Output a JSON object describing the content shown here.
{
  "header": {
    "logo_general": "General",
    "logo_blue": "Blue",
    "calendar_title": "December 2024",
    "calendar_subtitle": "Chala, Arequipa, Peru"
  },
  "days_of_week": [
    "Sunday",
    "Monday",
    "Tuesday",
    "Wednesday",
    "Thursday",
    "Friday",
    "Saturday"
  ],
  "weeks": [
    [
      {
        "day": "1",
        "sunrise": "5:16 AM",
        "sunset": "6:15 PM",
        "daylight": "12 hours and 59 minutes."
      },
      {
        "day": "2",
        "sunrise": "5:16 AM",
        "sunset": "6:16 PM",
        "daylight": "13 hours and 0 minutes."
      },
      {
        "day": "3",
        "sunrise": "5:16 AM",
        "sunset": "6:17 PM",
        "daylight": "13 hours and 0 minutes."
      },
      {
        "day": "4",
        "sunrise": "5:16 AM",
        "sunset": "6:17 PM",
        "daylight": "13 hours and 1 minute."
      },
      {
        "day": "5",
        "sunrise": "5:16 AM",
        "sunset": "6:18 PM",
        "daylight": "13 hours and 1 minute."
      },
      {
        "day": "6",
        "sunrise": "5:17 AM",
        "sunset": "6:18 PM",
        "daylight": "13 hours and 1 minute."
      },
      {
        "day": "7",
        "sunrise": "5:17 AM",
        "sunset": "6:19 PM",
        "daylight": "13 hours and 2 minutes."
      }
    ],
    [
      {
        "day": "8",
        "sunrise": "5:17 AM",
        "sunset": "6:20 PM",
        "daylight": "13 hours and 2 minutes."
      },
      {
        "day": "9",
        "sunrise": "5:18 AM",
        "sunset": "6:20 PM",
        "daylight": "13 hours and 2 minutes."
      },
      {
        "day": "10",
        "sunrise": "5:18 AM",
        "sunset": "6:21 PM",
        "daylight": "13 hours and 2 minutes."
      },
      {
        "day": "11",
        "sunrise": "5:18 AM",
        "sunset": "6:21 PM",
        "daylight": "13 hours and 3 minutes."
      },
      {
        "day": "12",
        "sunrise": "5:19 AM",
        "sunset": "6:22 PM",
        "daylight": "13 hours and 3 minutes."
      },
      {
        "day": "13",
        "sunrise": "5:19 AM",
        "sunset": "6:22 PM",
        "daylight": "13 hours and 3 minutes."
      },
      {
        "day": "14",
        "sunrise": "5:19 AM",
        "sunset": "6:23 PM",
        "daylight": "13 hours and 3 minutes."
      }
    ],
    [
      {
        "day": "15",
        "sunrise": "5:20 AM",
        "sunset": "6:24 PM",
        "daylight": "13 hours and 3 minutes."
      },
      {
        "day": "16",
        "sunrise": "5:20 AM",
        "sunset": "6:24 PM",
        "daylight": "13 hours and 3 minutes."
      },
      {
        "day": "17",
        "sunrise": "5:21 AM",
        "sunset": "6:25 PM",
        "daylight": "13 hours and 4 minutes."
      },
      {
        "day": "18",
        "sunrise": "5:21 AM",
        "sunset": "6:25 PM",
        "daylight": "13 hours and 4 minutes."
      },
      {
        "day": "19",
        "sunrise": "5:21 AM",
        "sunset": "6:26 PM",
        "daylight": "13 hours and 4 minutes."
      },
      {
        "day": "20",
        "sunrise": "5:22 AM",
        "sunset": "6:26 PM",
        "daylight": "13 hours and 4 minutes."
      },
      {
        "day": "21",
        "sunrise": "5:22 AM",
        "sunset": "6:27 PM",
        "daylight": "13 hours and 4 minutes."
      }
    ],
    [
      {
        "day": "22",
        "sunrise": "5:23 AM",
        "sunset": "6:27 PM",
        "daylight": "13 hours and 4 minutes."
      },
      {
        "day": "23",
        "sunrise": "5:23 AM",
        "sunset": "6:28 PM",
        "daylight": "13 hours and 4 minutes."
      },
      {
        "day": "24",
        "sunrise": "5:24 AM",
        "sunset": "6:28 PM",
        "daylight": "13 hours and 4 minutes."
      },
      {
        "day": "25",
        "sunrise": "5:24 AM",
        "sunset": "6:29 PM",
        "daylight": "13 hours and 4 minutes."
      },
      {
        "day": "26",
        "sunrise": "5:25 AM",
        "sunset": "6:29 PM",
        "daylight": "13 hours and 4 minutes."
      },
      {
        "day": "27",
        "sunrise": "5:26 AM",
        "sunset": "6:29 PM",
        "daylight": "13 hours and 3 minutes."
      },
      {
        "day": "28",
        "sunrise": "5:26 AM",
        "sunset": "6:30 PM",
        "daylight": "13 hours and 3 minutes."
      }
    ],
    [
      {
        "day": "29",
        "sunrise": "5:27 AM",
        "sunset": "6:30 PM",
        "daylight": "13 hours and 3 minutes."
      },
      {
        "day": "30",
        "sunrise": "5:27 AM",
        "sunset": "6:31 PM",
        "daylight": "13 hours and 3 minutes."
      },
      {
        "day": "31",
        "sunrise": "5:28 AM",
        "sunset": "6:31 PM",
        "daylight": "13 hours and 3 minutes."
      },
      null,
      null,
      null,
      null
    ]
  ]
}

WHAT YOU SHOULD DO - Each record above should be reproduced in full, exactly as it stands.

THE ANSWER -
Output a JSON object describing the content shown here.
{
  "header": {
    "logo_general": "General",
    "logo_blue": "Blue",
    "calendar_title": "December 2024",
    "calendar_subtitle": "Chala, Arequipa, Peru"
  },
  "days_of_week": [
    "Sunday",
    "Monday",
    "Tuesday",
    "Wednesday",
    "Thursday",
    "Friday",
    "Saturday"
  ],
  "weeks": [
    [
      {
        "day": "1",
        "sunrise": "5:16 AM",
        "sunset": "6:15 PM",
        "daylight": "12 hours and 59 minutes."
      },
      {
        "day": "2",
        "sunrise": "5:16 AM",
        "sunset": "6:16 PM",
        "daylight": "13 hours and 0 minutes."
      },
      {
        "day": "3",
        "sunrise": "5:16 AM",
        "sunset": "6:17 PM",
        "daylight": "13 hours and 0 minutes."
      },
      {
        "day": "4",
        "sunrise": "5:16 AM",
        "sunset": "6:17 PM",
        "daylight": "13 hours and 1 minute."
      },
      {
        "day": "5",
        "sunrise": "5:16 AM",
        "sunset": "6:18 PM",
        "daylight": "13 hours and 1 minute."
      },
      {
        "day": "6",
        "sunrise": "5:17 AM",
        "sunset": "6:18 PM",
        "daylight": "13 hours and 1 minute."
      },
      {
        "day": "7",
        "sunrise": "5:17 AM",
        "sunset": "6:19 PM",
        "daylight": "13 hours and 2 minutes."
      }
    ],
    [
      {
        "day": "8",
        "sunrise": "5:17 AM",
        "sunset": "6:20 PM",
        "daylight": "13 hours and 2 minutes."
      },
      {
        "day": "9",
        "sunrise": "5:18 AM",
        "sunset": "6:20 PM",
        "daylight": "13 hours and 2 minutes."
      },
      {
        "day": "10",
        "sunrise": "5:18 AM",
        "sunset": "6:21 PM",
        "daylight": "13 hours and 2 minutes."
      },
      {
        "day": "11",
        "sunrise": "5:18 AM",
        "sunset": "6:21 PM",
        "daylight": "13 hours and 3 minutes."
      },
      {
        "day": "12",
        "sunrise": "5:19 AM",
        "sunset": "6:22 PM",
        "daylight": "13 hours and 3 minutes."
      },
      {
        "day": "13",
        "sunrise": "5:19 AM",
        "sunset": "6:22 PM",
        "daylight": "13 hours and 3 minutes."
      },
      {
        "day": "14",
        "sunrise": "5:19 AM",
        "sunset": "6:23 PM",
        "daylight": "13 hours and 3 minutes."
      }
    ],
    [
      {
        "day": "15",
        "sunrise": "5:20 AM",
        "sunset": "6:24 PM",
        "daylight": "13 hours and 3 minutes."
      },
      {
        "day": "16",
        "sunrise": "5:20 AM",
        "sunset": "6:24 PM",
        "daylight": "13 hours and 3 minutes."
      },
      {
        "day": "17",
        "sunrise": "5:21 AM",
        "sunset": "6:25 PM",
        "daylight": "13 hours and 4 minutes."
      },
      {
        "day": "18",
        "sunrise": "5:21 AM",
        "sunset": "6:25 PM",
        "daylight": "13 hours and 4 minutes."
      },
      {
        "day": "19",
        "sunrise": "5:21 AM",
        "sunset": "6:26 PM",
        "daylight": "13 hours and 4 minutes."
      },
      {
        "day": "20",
        "sunrise": "5:22 AM",
        "sunset": "6:26 PM",
        "daylight": "13 hours and 4 minutes."
      },
      {
        "day": "21",
        "sunrise": "5:22 AM",
        "sunset": "6:27 PM",
        "daylight": "13 hours and 4 minutes."
      }
    ],
    [
      {
        "day": "22",
        "sunrise": "5:23 AM",
        "sunset": "6:27 PM",
        "daylight": "13 hours and 4 minutes."
      },
      {
        "day": "23",
        "sunrise": "5:23 AM",
        "sunset": "6:28 PM",
        "daylight": "13 hours and 4 minutes."
      },
      {
        "day": "24",
        "sunrise": "5:24 AM",
        "sunset": "6:28 PM",
        "daylight": "13 hours and 4 minutes."
      },
      {
        "day": "25",
        "sunrise": "5:24 AM",
        "sunset": "6:29 PM",
        "daylight": "13 hours and 4 minutes."
      },
      {
        "day": "26",
        "sunrise": "5:25 AM",
        "sunset": "6:29 PM",
        "daylight": "13 hours and 4 minutes."
      },
      {
        "day": "27",
        "sunrise": "5:26 AM",
        "sunset": "6:29 PM",
        "daylight": "13 hours and 3 minutes."
      },
      {
        "day": "28",
        "sunrise": "5:26 AM",
        "sunset": "6:30 PM",
        "daylight": "13 hours and 3 minutes."
      }
    ],
    [
      {
        "day": "29",
        "sunrise": "5:27 AM",
        "sunset": "6:30 PM",
        "daylight": "13 hours and 3 minutes."
      },
      {
        "day": "30",
        "sunrise": "5:27 AM",
        "sunset": "6:31 PM",
        "daylight": "13 hours and 3 minutes."
      },
      {
        "day": "31",
        "sunrise": "5:28 AM",
        "sunset": "6:31 PM",
        "daylight": "13 hours and 3 minutes."
      },
      null,
      null,
      null,
      null
    ]
  ]
}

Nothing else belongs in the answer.